MadameNoire Featured Video

A TikToker spotlighted the audacity of white people embracing a predominantly Black American New Year’s Day cooking tradition African Americans have been doing for decades. 

Black folks know that when a new year rolls around, it calls for a big pot of collard greens, black-eyed peas and cornbread — critical components in the Black spiritual belief that these foods welcome financial prosperity and good fortune. Yet, white southerners have increasingly adopted the practice despite them rejecting the custom years ago.

“Why white people using Black folks’ New Year traditions?” TikToker Christina Brown inquired. “Like that’s going to work for you. It’s not going to work for you. Who’s going to tell them it’s not going to work for them?”

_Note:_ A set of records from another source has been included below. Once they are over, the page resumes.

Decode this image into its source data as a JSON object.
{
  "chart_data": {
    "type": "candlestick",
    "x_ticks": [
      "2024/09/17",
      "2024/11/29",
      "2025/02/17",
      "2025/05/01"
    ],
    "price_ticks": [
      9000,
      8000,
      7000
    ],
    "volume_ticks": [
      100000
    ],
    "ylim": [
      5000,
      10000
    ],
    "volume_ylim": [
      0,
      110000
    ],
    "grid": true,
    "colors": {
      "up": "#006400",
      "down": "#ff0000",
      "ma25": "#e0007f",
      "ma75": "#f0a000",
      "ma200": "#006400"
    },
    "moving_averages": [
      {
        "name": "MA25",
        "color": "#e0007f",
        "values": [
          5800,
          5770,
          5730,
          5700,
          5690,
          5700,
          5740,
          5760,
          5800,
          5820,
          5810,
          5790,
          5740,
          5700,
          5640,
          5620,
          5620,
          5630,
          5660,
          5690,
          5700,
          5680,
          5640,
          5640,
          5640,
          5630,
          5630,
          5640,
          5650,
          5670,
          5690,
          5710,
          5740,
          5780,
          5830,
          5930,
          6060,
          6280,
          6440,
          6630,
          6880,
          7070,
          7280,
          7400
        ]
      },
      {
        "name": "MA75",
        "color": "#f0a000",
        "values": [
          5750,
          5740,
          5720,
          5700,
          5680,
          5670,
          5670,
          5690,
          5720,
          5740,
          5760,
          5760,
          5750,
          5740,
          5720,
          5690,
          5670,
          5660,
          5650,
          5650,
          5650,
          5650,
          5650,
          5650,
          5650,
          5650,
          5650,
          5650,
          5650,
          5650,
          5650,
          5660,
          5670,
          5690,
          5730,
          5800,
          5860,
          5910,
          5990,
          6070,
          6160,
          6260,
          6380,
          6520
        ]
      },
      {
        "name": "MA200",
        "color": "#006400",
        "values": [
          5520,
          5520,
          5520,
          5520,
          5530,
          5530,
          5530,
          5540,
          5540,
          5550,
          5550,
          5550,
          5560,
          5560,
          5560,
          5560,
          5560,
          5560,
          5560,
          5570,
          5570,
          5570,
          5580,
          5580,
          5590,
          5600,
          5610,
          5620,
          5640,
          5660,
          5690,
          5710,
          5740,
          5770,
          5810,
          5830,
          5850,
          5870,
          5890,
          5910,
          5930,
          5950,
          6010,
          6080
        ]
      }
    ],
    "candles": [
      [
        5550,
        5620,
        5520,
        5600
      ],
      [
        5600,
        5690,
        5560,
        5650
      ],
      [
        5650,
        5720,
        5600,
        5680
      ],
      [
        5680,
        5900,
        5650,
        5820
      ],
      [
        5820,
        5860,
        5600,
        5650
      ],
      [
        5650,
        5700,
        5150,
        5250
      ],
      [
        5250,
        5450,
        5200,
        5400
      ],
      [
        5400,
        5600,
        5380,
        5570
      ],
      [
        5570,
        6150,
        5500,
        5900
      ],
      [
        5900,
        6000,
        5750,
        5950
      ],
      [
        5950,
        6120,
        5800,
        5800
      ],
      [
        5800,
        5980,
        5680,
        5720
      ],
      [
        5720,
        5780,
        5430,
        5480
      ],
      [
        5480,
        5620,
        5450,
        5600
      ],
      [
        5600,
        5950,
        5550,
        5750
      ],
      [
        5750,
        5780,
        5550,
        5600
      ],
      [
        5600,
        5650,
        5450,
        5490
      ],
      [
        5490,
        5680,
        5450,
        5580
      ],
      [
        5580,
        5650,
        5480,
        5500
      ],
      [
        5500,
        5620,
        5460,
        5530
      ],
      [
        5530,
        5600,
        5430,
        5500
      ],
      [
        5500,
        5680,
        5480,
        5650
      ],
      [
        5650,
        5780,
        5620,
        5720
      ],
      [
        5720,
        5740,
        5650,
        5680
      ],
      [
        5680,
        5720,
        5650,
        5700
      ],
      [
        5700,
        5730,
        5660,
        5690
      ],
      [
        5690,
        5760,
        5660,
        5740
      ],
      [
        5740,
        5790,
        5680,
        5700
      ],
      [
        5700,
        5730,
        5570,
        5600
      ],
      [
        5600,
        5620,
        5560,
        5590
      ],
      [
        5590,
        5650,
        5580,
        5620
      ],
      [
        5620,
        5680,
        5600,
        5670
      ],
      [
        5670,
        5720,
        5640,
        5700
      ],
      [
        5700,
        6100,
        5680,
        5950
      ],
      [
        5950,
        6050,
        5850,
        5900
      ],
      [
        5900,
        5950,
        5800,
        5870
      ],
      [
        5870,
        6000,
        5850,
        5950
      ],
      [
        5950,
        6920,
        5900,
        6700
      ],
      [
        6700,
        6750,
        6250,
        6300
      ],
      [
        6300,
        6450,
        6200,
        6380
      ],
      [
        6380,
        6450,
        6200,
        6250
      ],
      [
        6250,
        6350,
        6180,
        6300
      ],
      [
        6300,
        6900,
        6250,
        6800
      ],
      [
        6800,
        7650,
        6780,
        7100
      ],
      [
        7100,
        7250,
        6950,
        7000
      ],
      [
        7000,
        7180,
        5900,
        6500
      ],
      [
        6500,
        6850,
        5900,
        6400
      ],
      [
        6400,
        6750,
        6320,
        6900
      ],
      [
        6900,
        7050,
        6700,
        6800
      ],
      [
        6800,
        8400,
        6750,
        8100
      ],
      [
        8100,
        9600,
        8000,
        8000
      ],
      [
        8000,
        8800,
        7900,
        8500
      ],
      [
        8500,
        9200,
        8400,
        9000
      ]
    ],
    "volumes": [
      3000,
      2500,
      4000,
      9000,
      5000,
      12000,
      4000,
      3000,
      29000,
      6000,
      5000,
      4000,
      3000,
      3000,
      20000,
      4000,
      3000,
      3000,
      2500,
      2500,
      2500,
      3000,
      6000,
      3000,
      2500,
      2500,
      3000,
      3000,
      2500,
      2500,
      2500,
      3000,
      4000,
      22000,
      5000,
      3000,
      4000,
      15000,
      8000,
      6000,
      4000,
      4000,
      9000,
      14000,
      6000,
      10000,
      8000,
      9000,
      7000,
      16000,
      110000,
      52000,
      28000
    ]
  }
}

“Y’all eating black-eyed peas, collard greens and cornbread for ‘good luck and good fortune,’ right? As if y’all weren’t the reason our ancestors needed the good luck and good fortune hundreds of years ago,” Christina persisted, explaining her perplexity around the “logic” used to think it was acceptable.

“These were spiritual practices to protect us from you. YOU! Who’s ancestors are going to help you with that?”

“I’m just asking questions. Our ancestors had to do this in resistance to your ancestors. And you’re going to use what our ancestors did in resistance to your bloodline,” she said. “I don’t understand it. But I don’t understand a lot of things y’all do.”

Christina mentioned a New Year’s tradition where people eat 12 grapes underneath a table, which must be done by 12 to ensure no evil spirits or negative energy in the new year. She also noted how enslaved people had to hide food they were deprived of.

“You’re just getting gas for shits and giggles. Literally going to the New Year with colonizer energy is crazy. I would not personally want that on my spirit, but that’s some crazy spiritual energy to start a new year off with,” Christina commented. “Well, now that I think about it, you are kind of following your ancestors’ footsteps.”

Eating collard greens, black-eyed peas and cornbread on New Year’s Day is particularly associated with Black Americans but didn’t originate in America.

Superstitious traditions were common globally. Varied cultures had their own practices for the first day of the year. Like Italians believed lentils provided luck because they resembled coins.

According to a 2021 New York Times article, the known Black American tradition can be traced back to West African and European practices.

Collard greens originated in Greece and saw America when the first Africans arrived in Jamestown, Virginia, in the early 1600s. Black-eyed peas are native to Northern Africa.

West Africans engaged in spiritual practices that appealed to deities through their favorite foods, like black-eyed peas. As enslaved Africans migrated and interacted with European colonizers, they married their customs. The Northern European greens resembled folded bills to Blacks and became a part of the known traditions.

While Europeans and Africans engaged in these customs, white Americans rejected European and African customs to take on a wholly American identity. 

Legend has it that they’re still looking for it.

Comment Disclaimer: Comments that contain profane or derogatory language, video links or exceed 200 words will require approval by a moderator before appearing in the comment section. XOXO-MN